Print the entries below in their entirety, exactly as they are written.
═══
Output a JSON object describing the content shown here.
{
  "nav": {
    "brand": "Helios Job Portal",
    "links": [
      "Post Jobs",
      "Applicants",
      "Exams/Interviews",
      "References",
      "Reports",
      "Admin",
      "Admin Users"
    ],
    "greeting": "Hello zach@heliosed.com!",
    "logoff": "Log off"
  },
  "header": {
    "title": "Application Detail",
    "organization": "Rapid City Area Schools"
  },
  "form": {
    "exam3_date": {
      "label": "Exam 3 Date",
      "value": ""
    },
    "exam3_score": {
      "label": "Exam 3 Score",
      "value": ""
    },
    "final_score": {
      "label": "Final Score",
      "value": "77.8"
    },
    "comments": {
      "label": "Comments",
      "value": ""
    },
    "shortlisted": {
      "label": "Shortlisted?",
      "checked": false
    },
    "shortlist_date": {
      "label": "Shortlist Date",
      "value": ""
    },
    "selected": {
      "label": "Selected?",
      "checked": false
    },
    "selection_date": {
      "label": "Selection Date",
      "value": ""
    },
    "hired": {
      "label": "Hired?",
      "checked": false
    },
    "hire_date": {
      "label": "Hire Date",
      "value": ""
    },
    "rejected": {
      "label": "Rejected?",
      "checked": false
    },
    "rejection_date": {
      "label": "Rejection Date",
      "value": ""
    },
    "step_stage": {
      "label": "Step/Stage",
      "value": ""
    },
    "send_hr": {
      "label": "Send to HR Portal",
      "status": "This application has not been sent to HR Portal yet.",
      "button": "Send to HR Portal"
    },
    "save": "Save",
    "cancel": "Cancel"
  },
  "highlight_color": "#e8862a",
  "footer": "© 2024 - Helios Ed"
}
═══
Exercise result:
Output a JSON object describing the content shown here.
{
  "nav": {
    "brand": "Helios Job Portal",
    "links": [
      "Post Jobs",
      "Applicants",
      "Exams/Interviews",
      "References",
      "Reports",
      "Admin",
      "Admin Users"
    ],
    "greeting": "Hello zach@heliosed.com!",
    "logoff": "Log off"
  },
  "header": {
    "title": "Application Detail",
    "organization": "Rapid City Area Schools"
  },
  "form": {
    "exam3_date": {
      "label": "Exam 3 Date",
      "value": ""
    },
    "exam3_score": {
      "label": "Exam 3 Score",
      "value": ""
    },
    "final_score": {
      "label": "Final Score",
      "value": "77.8"
    },
    "comments": {
      "label": "Comments",
      "value": ""
    },
    "shortlisted": {
      "label": "Shortlisted?",
      "checked": false
    },
    "shortlist_date": {
      "label": "Shortlist Date",
      "value": ""
    },
    "selected": {
      "label": "Selected?",
      "checked": false
    },
    "selection_date": {
      "label": "Selection Date",
      "value": ""
    },
    "hired": {
      "label": "Hired?",
      "checked": false
    },
    "hire_date": {
      "label": "Hire Date",
      "value": ""
    },
    "rejected": {
      "label": "Rejected?",
      "checked": false
    },
    "rejection_date": {
      "label": "Rejection Date",
      "value": ""
    },
    "step_stage": {
      "label": "Step/Stage",
      "value": ""
    },
    "send_hr": {
      "label": "Send to HR Portal",
      "status": "This application has not been sent to HR Portal yet.",
      "button": "Send to HR Portal"
    },
    "save": "Save",
    "cancel": "Cancel"
  },
  "highlight_color": "#e8862a",
  "footer": "© 2024 - Helios Ed"
}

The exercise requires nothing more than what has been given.